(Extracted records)
***
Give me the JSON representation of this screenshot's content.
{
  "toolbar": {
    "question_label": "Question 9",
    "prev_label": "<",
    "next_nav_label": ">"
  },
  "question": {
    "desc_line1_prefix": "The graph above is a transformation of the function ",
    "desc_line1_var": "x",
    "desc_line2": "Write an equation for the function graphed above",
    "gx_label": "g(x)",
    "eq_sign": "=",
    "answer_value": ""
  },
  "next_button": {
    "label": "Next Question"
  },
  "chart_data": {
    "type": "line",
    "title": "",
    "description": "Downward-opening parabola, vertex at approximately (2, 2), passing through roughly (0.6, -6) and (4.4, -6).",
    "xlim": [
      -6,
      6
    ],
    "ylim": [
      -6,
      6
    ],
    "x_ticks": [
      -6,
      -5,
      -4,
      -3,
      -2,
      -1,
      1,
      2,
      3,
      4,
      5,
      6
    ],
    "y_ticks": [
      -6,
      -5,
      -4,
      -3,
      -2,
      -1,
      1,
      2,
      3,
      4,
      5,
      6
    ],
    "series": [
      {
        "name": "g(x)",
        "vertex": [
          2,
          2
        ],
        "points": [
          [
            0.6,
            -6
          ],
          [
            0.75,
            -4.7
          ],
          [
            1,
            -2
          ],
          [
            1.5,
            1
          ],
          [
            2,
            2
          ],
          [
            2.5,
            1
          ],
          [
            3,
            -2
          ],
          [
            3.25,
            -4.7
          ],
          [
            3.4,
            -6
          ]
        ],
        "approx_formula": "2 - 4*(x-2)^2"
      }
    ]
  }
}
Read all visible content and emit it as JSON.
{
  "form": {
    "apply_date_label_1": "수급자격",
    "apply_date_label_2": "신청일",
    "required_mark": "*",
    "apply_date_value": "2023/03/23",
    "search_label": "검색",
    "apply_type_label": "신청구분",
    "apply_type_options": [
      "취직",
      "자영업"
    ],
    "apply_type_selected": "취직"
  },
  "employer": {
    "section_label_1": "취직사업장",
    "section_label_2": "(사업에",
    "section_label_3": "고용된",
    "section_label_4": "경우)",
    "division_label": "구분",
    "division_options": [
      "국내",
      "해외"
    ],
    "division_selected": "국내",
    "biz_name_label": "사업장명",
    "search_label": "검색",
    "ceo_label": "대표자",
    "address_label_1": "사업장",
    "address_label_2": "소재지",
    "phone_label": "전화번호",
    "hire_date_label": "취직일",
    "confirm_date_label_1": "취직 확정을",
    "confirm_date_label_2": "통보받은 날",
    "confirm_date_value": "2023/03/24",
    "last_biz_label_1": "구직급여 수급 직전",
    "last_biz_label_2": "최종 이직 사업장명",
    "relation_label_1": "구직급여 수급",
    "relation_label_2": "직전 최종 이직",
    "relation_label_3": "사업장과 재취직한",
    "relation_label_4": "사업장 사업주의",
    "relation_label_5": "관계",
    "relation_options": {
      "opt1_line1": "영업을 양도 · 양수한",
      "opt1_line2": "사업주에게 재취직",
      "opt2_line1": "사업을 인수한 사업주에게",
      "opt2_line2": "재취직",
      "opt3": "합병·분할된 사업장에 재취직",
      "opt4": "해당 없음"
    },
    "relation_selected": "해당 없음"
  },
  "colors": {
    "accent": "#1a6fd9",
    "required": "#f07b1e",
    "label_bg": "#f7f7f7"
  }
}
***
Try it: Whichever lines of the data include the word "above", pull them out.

Response box:
    "desc_line1_prefix": "The graph above is a transformation of the function ",
    "desc_line2": "Write an equation for the function graphed above",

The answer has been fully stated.